  • The Oroqen volume (鄂伦春族卷) contains 76 pieces, with short stories, extracts from novels and quite a bit of poetry by 敖长福, 孟代红, 刘晓春 and 刘晓红 and many other Oroqen writers. 
  • The Daur volume (达斡尔族卷) contains 50 pieces by 阿凤, 苏华, 苏莉, 晶达, 傲蕾伊敏, 赵国安 and安晓霞, and many other Daur writers. As the Daur often live in mixed ethnic environments, some pieces were written in Mongolian or other languages and translated into Chinese for this collection.

If you are interested in Chinese translations of fiction by Uyghur, Kazakh and Tibetan writers, see here.

Excerpt of the Week: The Nightjar at Dusk (黄昏夜莺)

So now the escapee nightjar and I were conspirators.
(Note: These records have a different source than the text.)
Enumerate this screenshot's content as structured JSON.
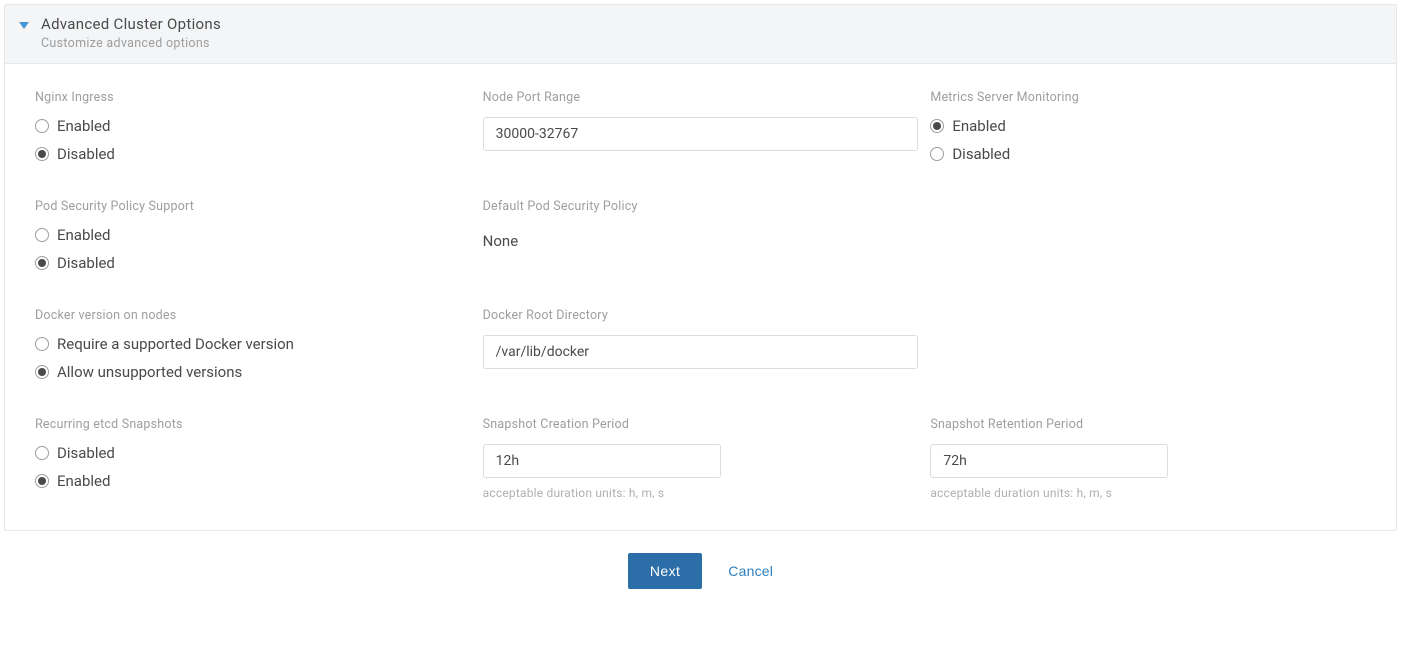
{
  "panel": {
    "title": "Advanced Cluster Options",
    "subtitle": "Customize advanced options"
  },
  "nginx_ingress": {
    "label": "Nginx Ingress",
    "opt_enabled": "Enabled",
    "opt_disabled": "Disabled",
    "selected": "disabled"
  },
  "node_port_range": {
    "label": "Node Port Range",
    "value": "30000-32767"
  },
  "metrics_server": {
    "label": "Metrics Server Monitoring",
    "opt_enabled": "Enabled",
    "opt_disabled": "Disabled",
    "selected": "enabled"
  },
  "pod_security": {
    "label": "Pod Security Policy Support",
    "opt_enabled": "Enabled",
    "opt_disabled": "Disabled",
    "selected": "disabled"
  },
  "default_psp": {
    "label": "Default Pod Security Policy",
    "value": "None"
  },
  "docker_version": {
    "label": "Docker version on nodes",
    "opt_require": "Require a supported Docker version",
    "opt_allow": "Allow unsupported versions",
    "selected": "allow"
  },
  "docker_root": {
    "label": "Docker Root Directory",
    "value": "/var/lib/docker"
  },
  "etcd_snapshots": {
    "label": "Recurring etcd Snapshots",
    "opt_disabled": "Disabled",
    "opt_enabled": "Enabled",
    "selected": "enabled"
  },
  "snapshot_creation": {
    "label": "Snapshot Creation Period",
    "value": "12h",
    "help": "acceptable duration units: h, m, s"
  },
  "snapshot_retention": {
    "label": "Snapshot Retention Period",
    "value": "72h",
    "help": "acceptable duration units: h, m, s"
  },
  "footer": {
    "next": "Next",
    "cancel": "Cancel"
  }
}
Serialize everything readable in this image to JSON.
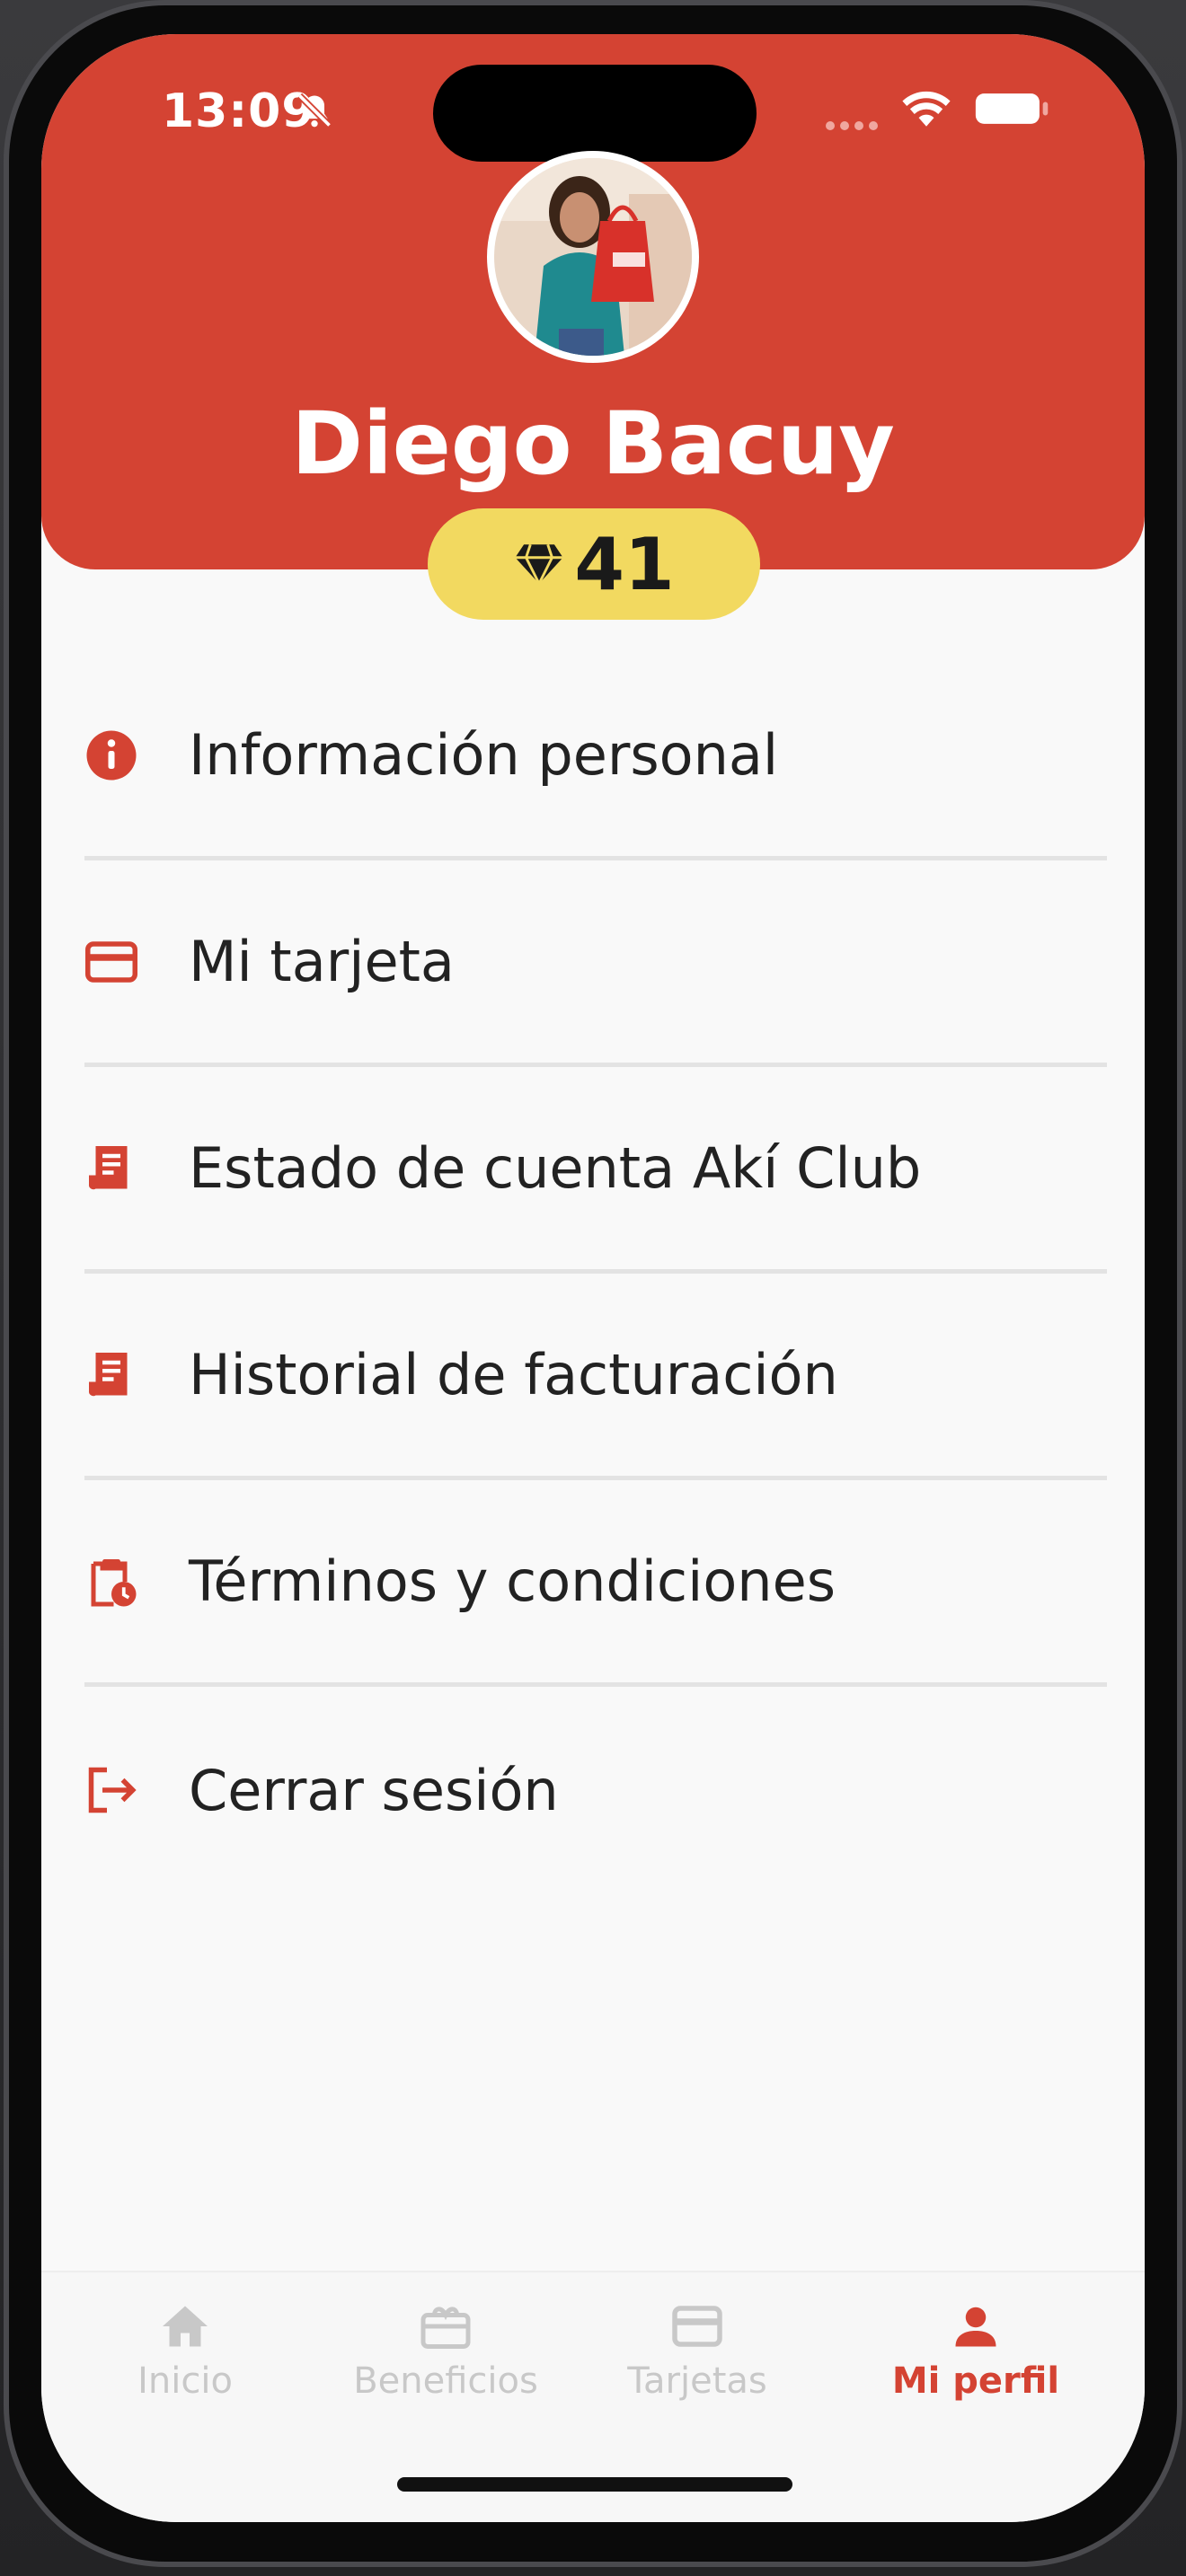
{
  "status_bar": {
    "time": "13:09"
  },
  "profile": {
    "name": "Diego Bacuy",
    "points": "41"
  },
  "menu": {
    "items": [
      {
        "label": "Información personal",
        "icon": "info-icon"
      },
      {
        "label": "Mi tarjeta",
        "icon": "credit-card-icon"
      },
      {
        "label": "Estado de cuenta Akí Club",
        "icon": "receipt-icon"
      },
      {
        "label": "Historial de facturación",
        "icon": "receipt-icon"
      },
      {
        "label": "Términos y condiciones",
        "icon": "clipboard-clock-icon"
      },
      {
        "label": "Cerrar sesión",
        "icon": "logout-icon"
      }
    ]
  },
  "tabbar": {
    "tabs": [
      {
        "label": "Inicio",
        "icon": "home-icon"
      },
      {
        "label": "Beneficios",
        "icon": "gift-icon"
      },
      {
        "label": "Tarjetas",
        "icon": "card-icon"
      },
      {
        "label": "Mi perfil",
        "icon": "person-icon",
        "active": true
      }
    ]
  },
  "colors": {
    "brand": "#d44333",
    "badge": "#f2d960",
    "inactive": "#c8c8c8"
  }
}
I had to stay patient and play my part in its plot.

We stood a while longer, though of course the urgent call did not sound.

But the boy stood there motionless, gazing up at the spot where the bird had once perched. He already had what a hunter needs most, patience.
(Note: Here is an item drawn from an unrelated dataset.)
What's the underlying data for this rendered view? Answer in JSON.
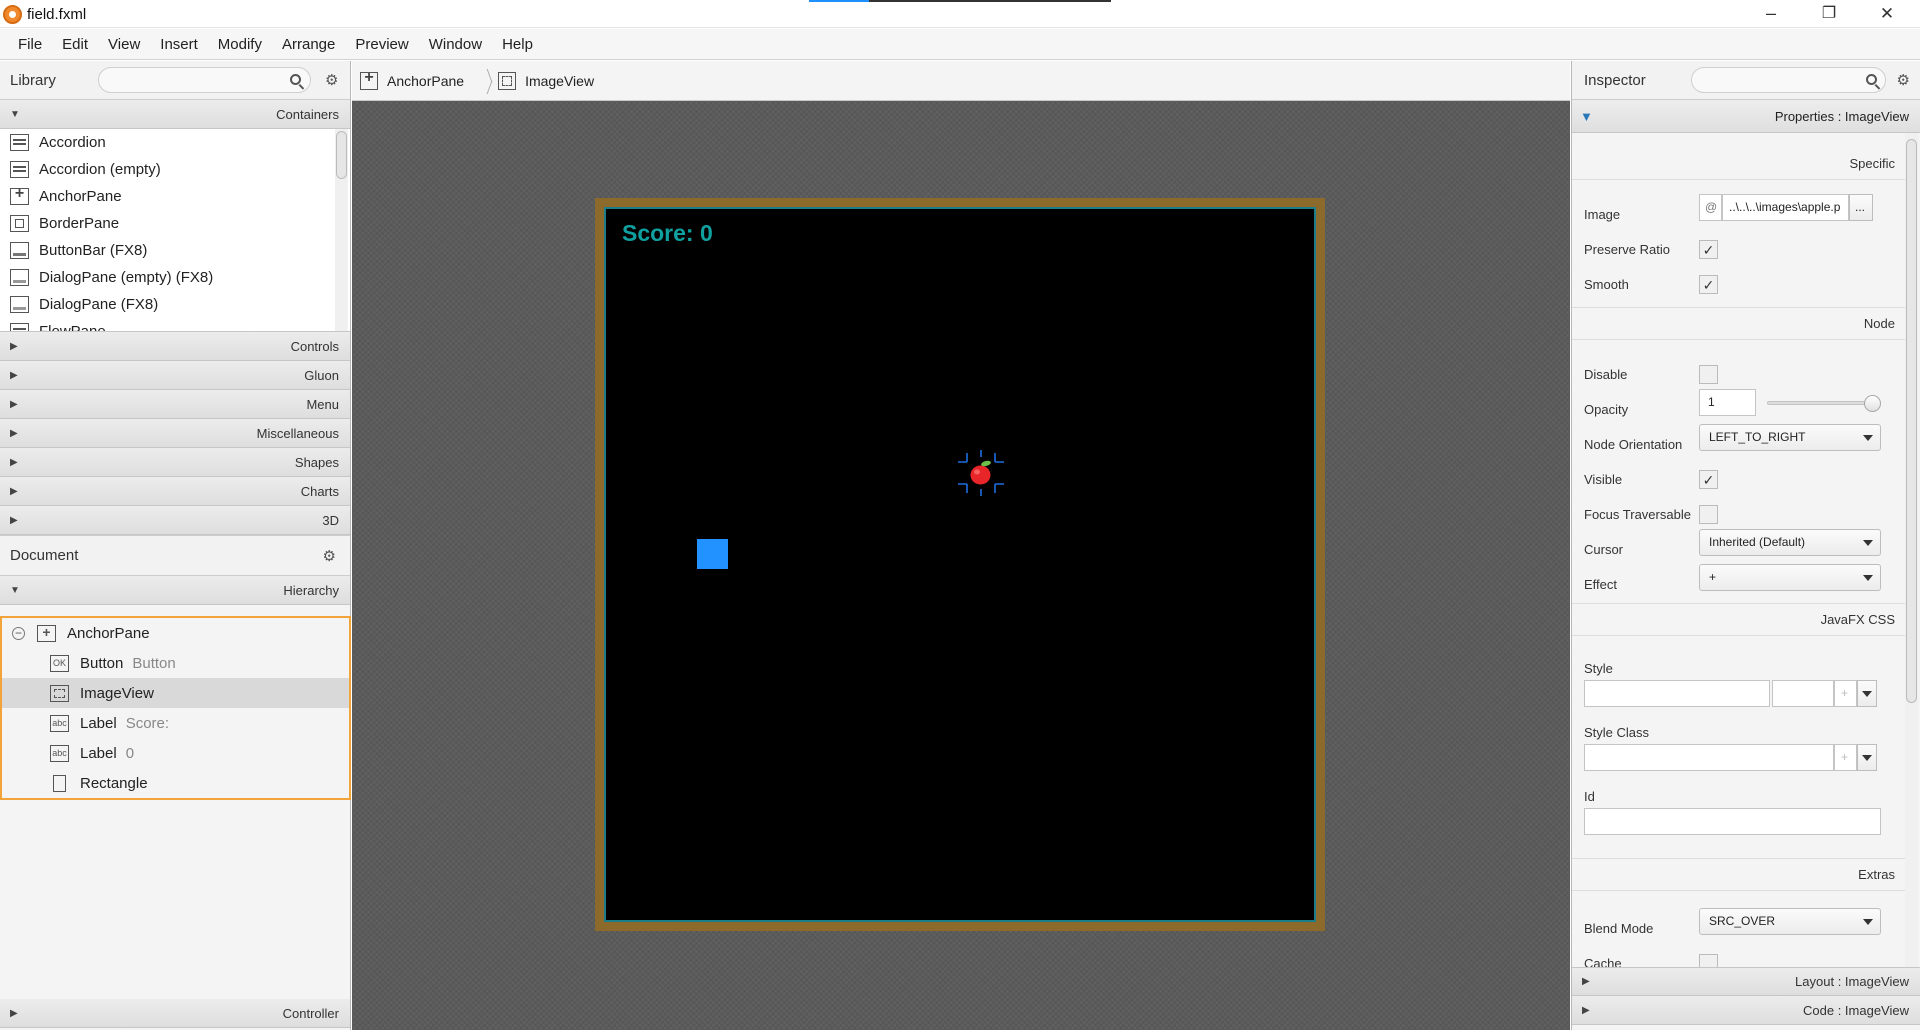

My feet were growing numb and I, at least, knew there was no point in waiting further.

“Maybe it’s gone,” I said, gently breaking the silence.

He murmured assent and lowered his head, then when I said nothing went back to watching. It’s a battle of endurance sometimes, to see who can be most patient. I was happy to lose.

“I didn’t see it fly off,” he said, unwilling to give up.

“Maybe it was too quick. It’s too dark to see.” I had to put it like that, or risk insulting him.

“Can’t have.” He wasn’t happy about it, but knew there was no hope.

“What kind of bird was it, anyway?”

“A jokjok.”

I could tell he had never heard this Evenki word before. He had so little of our traditional knowledge, our language. He spoke even less than I did.

Much of our old ways will be lost forever with the passing away of our old folk.

 

Extract from The Nightjar at Dusk, Pathlight Spring 2015 (p 28), by Gerelchimig Blackcrane (格日勒其木格・黒鶴)

 

Profile: Xinjiang-based Uyghur Writer Perhat Tursun

In Meet China’s Salman Rushdie, Foreign Policy’s Bethany Allen-Ebrahimian profiles Xinjiang’s controversial Uyghur writer Perhat Tursun (پەرھات  تۇرسۇن, 帕尔哈提·吐尔逊):

Perhat is the author of The Art of Suicide [自杀的艺术], a novel decried as anti-Islamic that in 1999 set off a religious firestorm among Uighurs, the largely Muslim, Turkic minority concentrated in the nominally autonomous Chinese region of Xinjiang. What followed — years of threats, a de facto ban on Perhat’s works, and at least one book burning — belied the officially atheist ideology of the Chinese Communist Party, which tightly controls the region. But tidal forces of history and competing civilizations have clashed over Xinjiang in recent decades, pitting the party against a local ethnic reawakening, resurgent Islam, and the latest entrant to the region, liberal Western thought. And Perhat, with the publication of his bold philosophical novel, found himself wedged between hardening ideological fronts — a fault line that would put his life in danger.

A few links to his writing:

  • Poetry: Two poems, Elegy and Morning Feeling, in English here,  and a poem in Chinese, here.
  • An older interview with him in Chinese, 一位维吾尔族作家的穿越生活
  • A bilingual synopsis of his PhD thesis on HamsaNizamiddin Alshir Nawayi’s monumental five-part poem (尼扎木丁·艾利狮尔·纳瓦依的巨著《五卷长诗集》)

Meanwhile, Darren Byler — who translates from the Uyghur — reports that his translation of Perhat Tursun’s short story, Plato’s Shovel, is set for publication in a collection of translated writing by non-Han writers.  He is also working on the first part of a trilogy by the author, entitled The Big City: Backstreets. When I know the publication details, I’ll post them.